Records provided: Begin

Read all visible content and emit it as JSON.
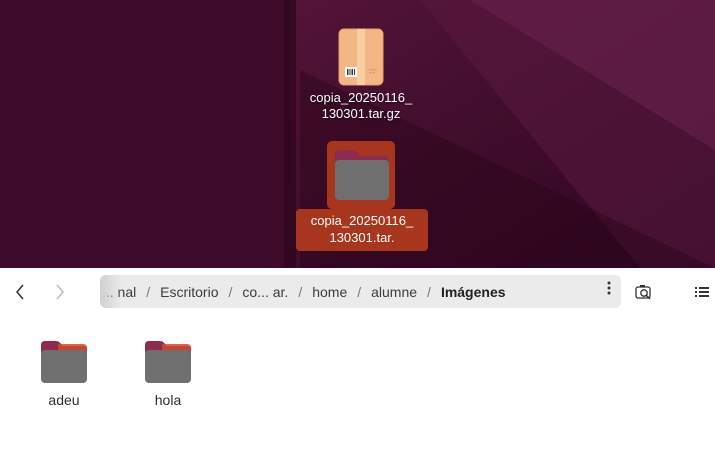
{
  "desktop": {
    "icons": [
      {
        "name_line1": "copia_20250116_",
        "name_line2": "130301.tar.gz",
        "icon": "archive-icon"
      },
      {
        "name_line1": "copia_20250116_",
        "name_line2": "130301.tar.",
        "icon": "folder-icon",
        "selected": true
      }
    ],
    "colors": {
      "wallpaper": "#3f0b29",
      "selection": "#a8361e"
    }
  },
  "file_manager": {
    "nav": {
      "back_icon": "chevron-left-icon",
      "forward_icon": "chevron-right-icon"
    },
    "pathbar": {
      "crumbs": [
        "... nal",
        "Escritorio",
        "co... ar.",
        "home",
        "alumne",
        "Imágenes"
      ],
      "separator": "/",
      "menu_icon": "vertical-ellipsis-icon"
    },
    "toolbar": {
      "search_icon": "search-icon",
      "view_icon": "list-view-icon"
    },
    "items": [
      {
        "label": "adeu",
        "icon": "folder-icon"
      },
      {
        "label": "hola",
        "icon": "folder-icon"
      }
    ],
    "colors": {
      "folder_tab": "#c7162b",
      "folder_body": "#737373",
      "accent": "#e95420"
    }
  }
}
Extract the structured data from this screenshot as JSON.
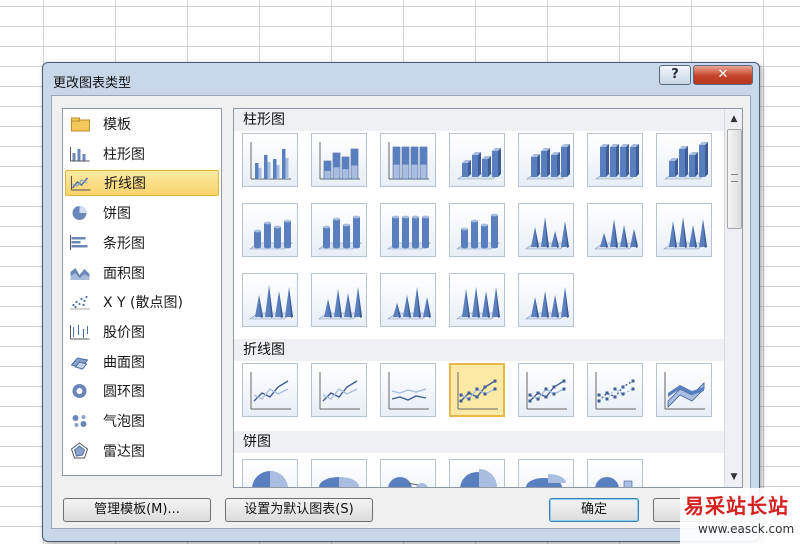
{
  "dialog": {
    "title": "更改图表类型",
    "help_label": "?",
    "close_label": "✕"
  },
  "categories": [
    {
      "label": "模板",
      "icon": "folder-icon",
      "selected": false
    },
    {
      "label": "柱形图",
      "icon": "column-chart-icon",
      "selected": false
    },
    {
      "label": "折线图",
      "icon": "line-chart-icon",
      "selected": true
    },
    {
      "label": "饼图",
      "icon": "pie-chart-icon",
      "selected": false
    },
    {
      "label": "条形图",
      "icon": "bar-chart-icon",
      "selected": false
    },
    {
      "label": "面积图",
      "icon": "area-chart-icon",
      "selected": false
    },
    {
      "label": "X Y (散点图)",
      "icon": "scatter-chart-icon",
      "selected": false
    },
    {
      "label": "股价图",
      "icon": "stock-chart-icon",
      "selected": false
    },
    {
      "label": "曲面图",
      "icon": "surface-chart-icon",
      "selected": false
    },
    {
      "label": "圆环图",
      "icon": "doughnut-chart-icon",
      "selected": false
    },
    {
      "label": "气泡图",
      "icon": "bubble-chart-icon",
      "selected": false
    },
    {
      "label": "雷达图",
      "icon": "radar-chart-icon",
      "selected": false
    }
  ],
  "gallery": {
    "sections": {
      "column": "柱形图",
      "line": "折线图",
      "pie": "饼图"
    },
    "selected_thumbnail": "line-with-markers"
  },
  "buttons": {
    "manage_templates": "管理模板(M)...",
    "set_default": "设置为默认图表(S)",
    "ok": "确定"
  },
  "watermark": {
    "line1": "易采站长站",
    "line2": "www.easck.com"
  },
  "colors": {
    "selection_fill": "#fde9a6",
    "selection_border": "#e6b84c",
    "chart_blue": "#5a7fbf",
    "close_red": "#c6452b"
  }
}
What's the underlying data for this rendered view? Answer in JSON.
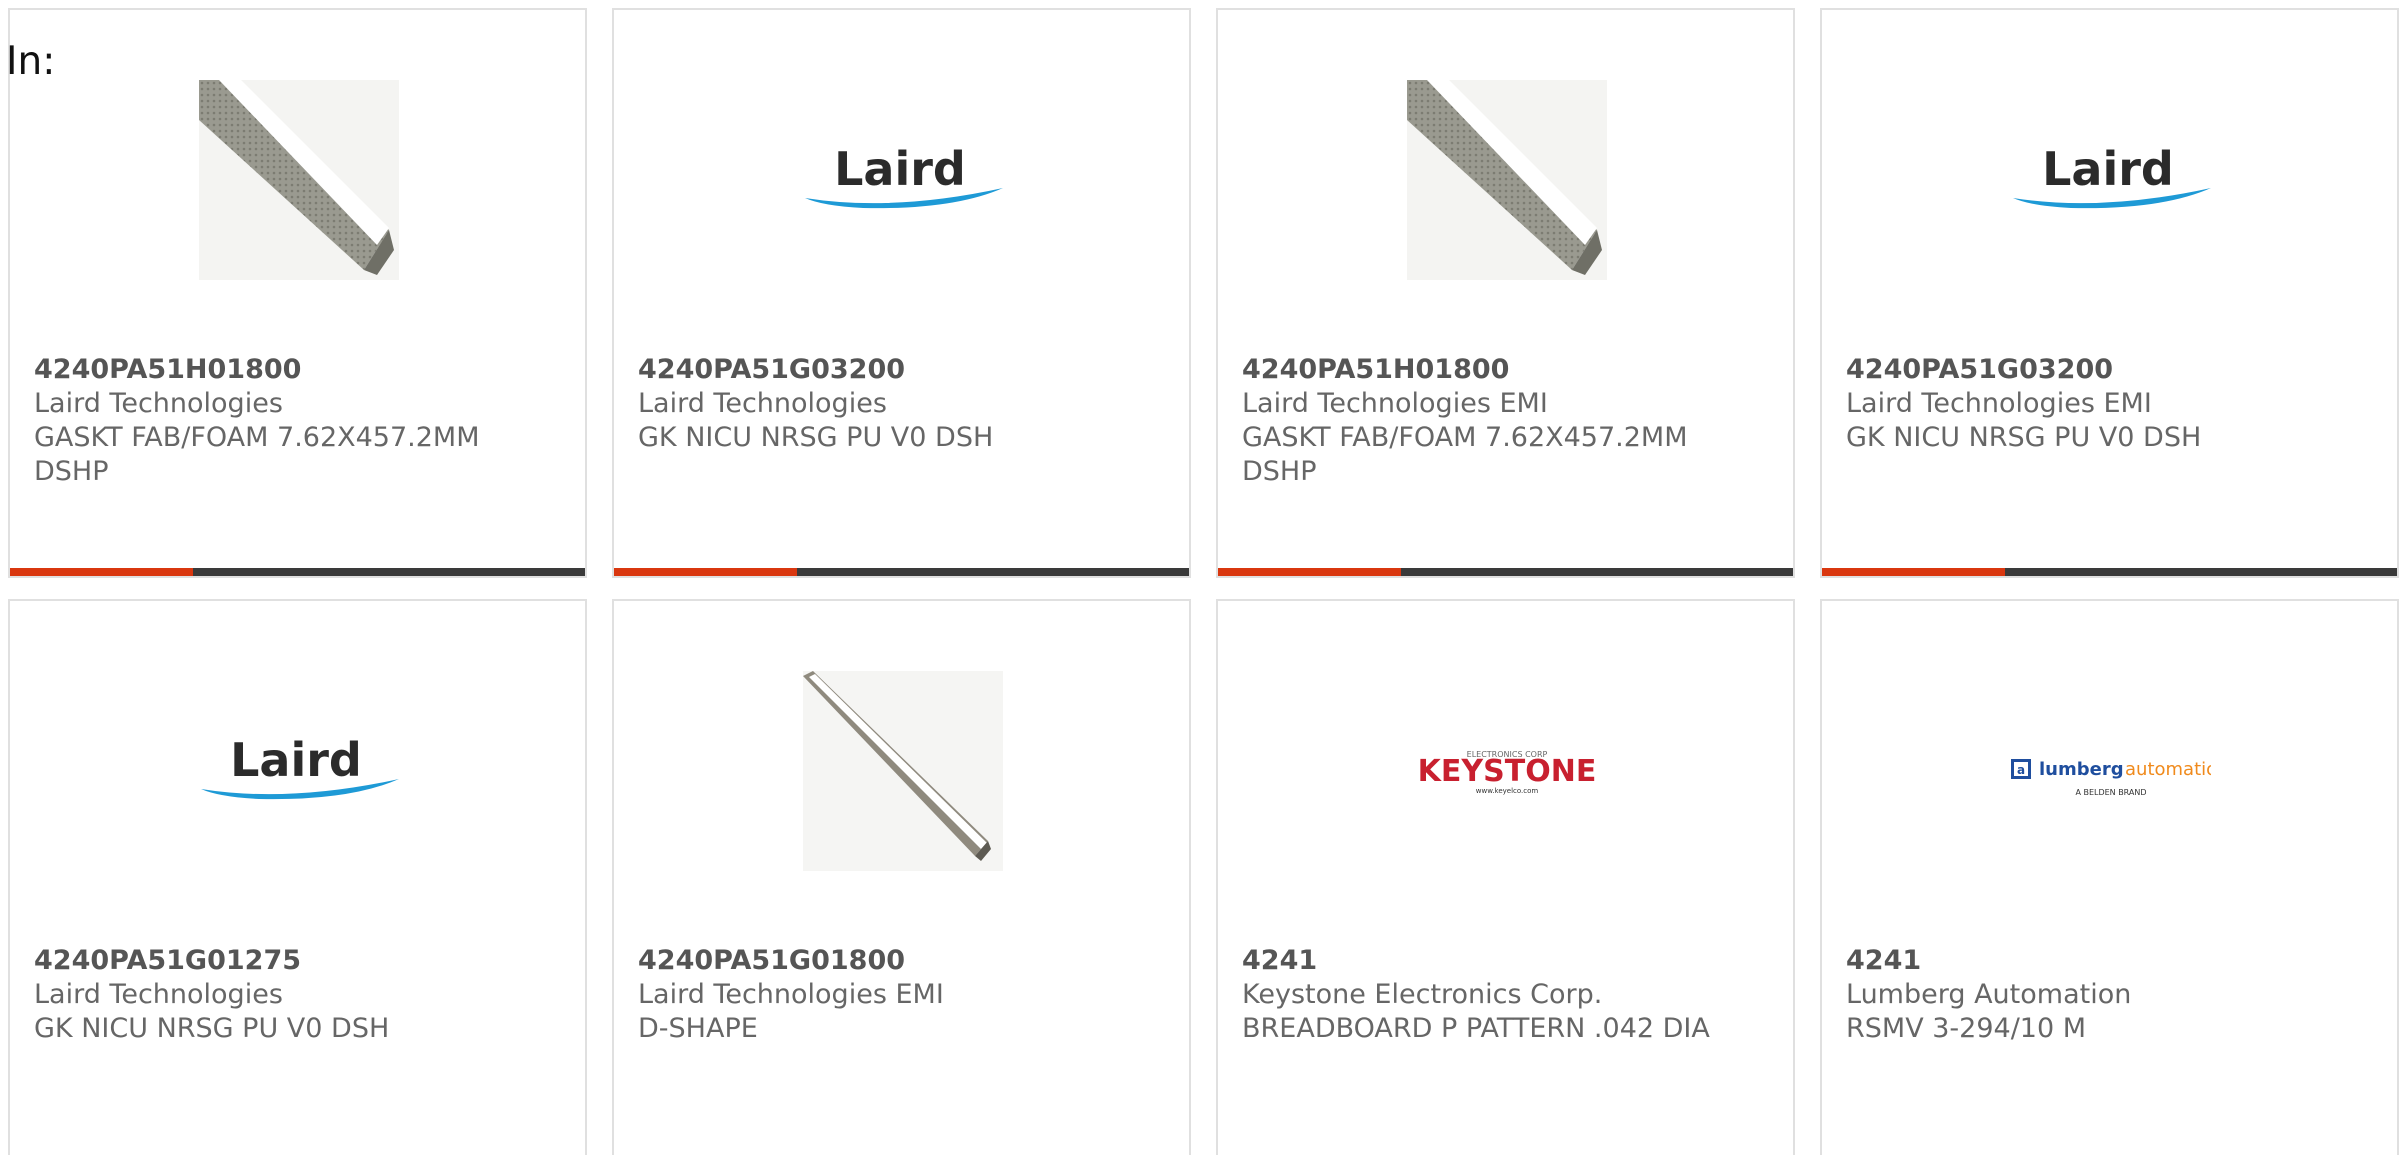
{
  "header": {
    "label": "In:"
  },
  "colors": {
    "accent": "#d9370f",
    "bar": "#3a3a3a",
    "border": "#e0e0e0",
    "text": "#666666"
  },
  "products": [
    {
      "part_number": "4240PA51H01800",
      "manufacturer": "Laird Technologies",
      "description": "GASKT FAB/FOAM 7.62X457.2MM DSHP",
      "image": "gasket-photo-icon"
    },
    {
      "part_number": "4240PA51G03200",
      "manufacturer": "Laird Technologies",
      "description": "GK NICU NRSG PU V0 DSH",
      "image": "laird-logo"
    },
    {
      "part_number": "4240PA51H01800",
      "manufacturer": "Laird Technologies EMI",
      "description": "GASKT FAB/FOAM 7.62X457.2MM DSHP",
      "image": "gasket-photo-icon"
    },
    {
      "part_number": "4240PA51G03200",
      "manufacturer": "Laird Technologies EMI",
      "description": "GK NICU NRSG PU V0 DSH",
      "image": "laird-logo"
    },
    {
      "part_number": "4240PA51G01275",
      "manufacturer": "Laird Technologies",
      "description": "GK NICU NRSG PU V0 DSH",
      "image": "laird-logo"
    },
    {
      "part_number": "4240PA51G01800",
      "manufacturer": "Laird Technologies EMI",
      "description": "D-SHAPE",
      "image": "dshape-gasket-photo-icon"
    },
    {
      "part_number": "4241",
      "manufacturer": "Keystone Electronics Corp.",
      "description": "BREADBOARD P PATTERN .042 DIA",
      "image": "keystone-logo"
    },
    {
      "part_number": "4241",
      "manufacturer": "Lumberg Automation",
      "description": "RSMV 3-294/10 M",
      "image": "lumberg-logo"
    }
  ],
  "logos": {
    "laird": "Laird",
    "keystone": "KEYSTONE",
    "keystone_top": "ELECTRONICS CORP",
    "keystone_bottom": "www.keyelco.com",
    "lumberg_a": "lumberg",
    "lumberg_b": "automation",
    "lumberg_sub": "A BELDEN BRAND"
  }
}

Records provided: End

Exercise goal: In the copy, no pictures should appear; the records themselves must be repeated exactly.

Response:
Read all visible content and emit it as JSON.
{
  "desktop": {
    "icons": [
      {
        "name_line1": "copia_20250116_",
        "name_line2": "130301.tar.gz",
        "icon": "archive-icon"
      },
      {
        "name_line1": "copia_20250116_",
        "name_line2": "130301.tar.",
        "icon": "folder-icon",
        "selected": true
      }
    ],
    "colors": {
      "wallpaper": "#3f0b29",
      "selection": "#a8361e"
    }
  },
  "file_manager": {
    "nav": {
      "back_icon": "chevron-left-icon",
      "forward_icon": "chevron-right-icon"
    },
    "pathbar": {
      "crumbs": [
        "... nal",
        "Escritorio",
        "co... ar.",
        "home",
        "alumne",
        "Imágenes"
      ],
      "separator": "/",
      "menu_icon": "vertical-ellipsis-icon"
    },
    "toolbar": {
      "search_icon": "search-icon",
      "view_icon": "list-view-icon"
    },
    "items": [
      {
        "label": "adeu",
        "icon": "folder-icon"
      },
      {
        "label": "hola",
        "icon": "folder-icon"
      }
    ],
    "colors": {
      "folder_tab": "#c7162b",
      "folder_body": "#737373",
      "accent": "#e95420"
    }
  }
}
Extract the structured data from this screenshot as JSON.
{
  "dialog": {
    "title": "更改图表类型",
    "help_label": "?",
    "close_label": "✕"
  },
  "categories": [
    {
      "label": "模板",
      "icon": "folder-icon",
      "selected": false
    },
    {
      "label": "柱形图",
      "icon": "column-chart-icon",
      "selected": false
    },
    {
      "label": "折线图",
      "icon": "line-chart-icon",
      "selected": true
    },
    {
      "label": "饼图",
      "icon": "pie-chart-icon",
      "selected": false
    },
    {
      "label": "条形图",
      "icon": "bar-chart-icon",
      "selected": false
    },
    {
      "label": "面积图",
      "icon": "area-chart-icon",
      "selected": false
    },
    {
      "label": "X Y (散点图)",
      "icon": "scatter-chart-icon",
      "selected": false
    },
    {
      "label": "股价图",
      "icon": "stock-chart-icon",
      "selected": false
    },
    {
      "label": "曲面图",
      "icon": "surface-chart-icon",
      "selected": false
    },
    {
      "label": "圆环图",
      "icon": "doughnut-chart-icon",
      "selected": false
    },
    {
      "label": "气泡图",
      "icon": "bubble-chart-icon",
      "selected": false
    },
    {
      "label": "雷达图",
      "icon": "radar-chart-icon",
      "selected": false
    }
  ],
  "gallery": {
    "sections": {
      "column": "柱形图",
      "line": "折线图",
      "pie": "饼图"
    },
    "selected_thumbnail": "line-with-markers"
  },
  "buttons": {
    "manage_templates": "管理模板(M)...",
    "set_default": "设置为默认图表(S)",
    "ok": "确定"
  },
  "watermark": {
    "line1": "易采站长站",
    "line2": "www.easck.com"
  },
  "colors": {
    "selection_fill": "#fde9a6",
    "selection_border": "#e6b84c",
    "chart_blue": "#5a7fbf",
    "close_red": "#c6452b"
  }
}
What's the underlying data for this rendered view? Answer in JSON.
{
  "header": {
    "label": "In:"
  },
  "colors": {
    "accent": "#d9370f",
    "bar": "#3a3a3a",
    "border": "#e0e0e0",
    "text": "#666666"
  },
  "products": [
    {
      "part_number": "4240PA51H01800",
      "manufacturer": "Laird Technologies",
      "description": "GASKT FAB/FOAM 7.62X457.2MM DSHP",
      "image": "gasket-photo-icon"
    },
    {
      "part_number": "4240PA51G03200",
      "manufacturer": "Laird Technologies",
      "description": "GK NICU NRSG PU V0 DSH",
      "image": "laird-logo"
    },
    {
      "part_number": "4240PA51H01800",
      "manufacturer": "Laird Technologies EMI",
      "description": "GASKT FAB/FOAM 7.62X457.2MM DSHP",
      "image": "gasket-photo-icon"
    },
    {
      "part_number": "4240PA51G03200",
      "manufacturer": "Laird Technologies EMI",
      "description": "GK NICU NRSG PU V0 DSH",
      "image": "laird-logo"
    },
    {
      "part_number": "4240PA51G01275",
      "manufacturer": "Laird Technologies",
      "description": "GK NICU NRSG PU V0 DSH",
      "image": "laird-logo"
    },
    {
      "part_number": "4240PA51G01800",
      "manufacturer": "Laird Technologies EMI",
      "description": "D-SHAPE",
      "image": "dshape-gasket-photo-icon"
    },
    {
      "part_number": "4241",
      "manufacturer": "Keystone Electronics Corp.",
      "description": "BREADBOARD P PATTERN .042 DIA",
      "image": "keystone-logo"
    },
    {
      "part_number": "4241",
      "manufacturer": "Lumberg Automation",
      "description": "RSMV 3-294/10 M",
      "image": "lumberg-logo"
    }
  ],
  "logos": {
    "laird": "Laird",
    "keystone": "KEYSTONE",
    "keystone_top": "ELECTRONICS CORP",
    "keystone_bottom": "www.keyelco.com",
    "lumberg_a": "lumberg",
    "lumberg_b": "automation",
    "lumberg_sub": "A BELDEN BRAND"
  }
}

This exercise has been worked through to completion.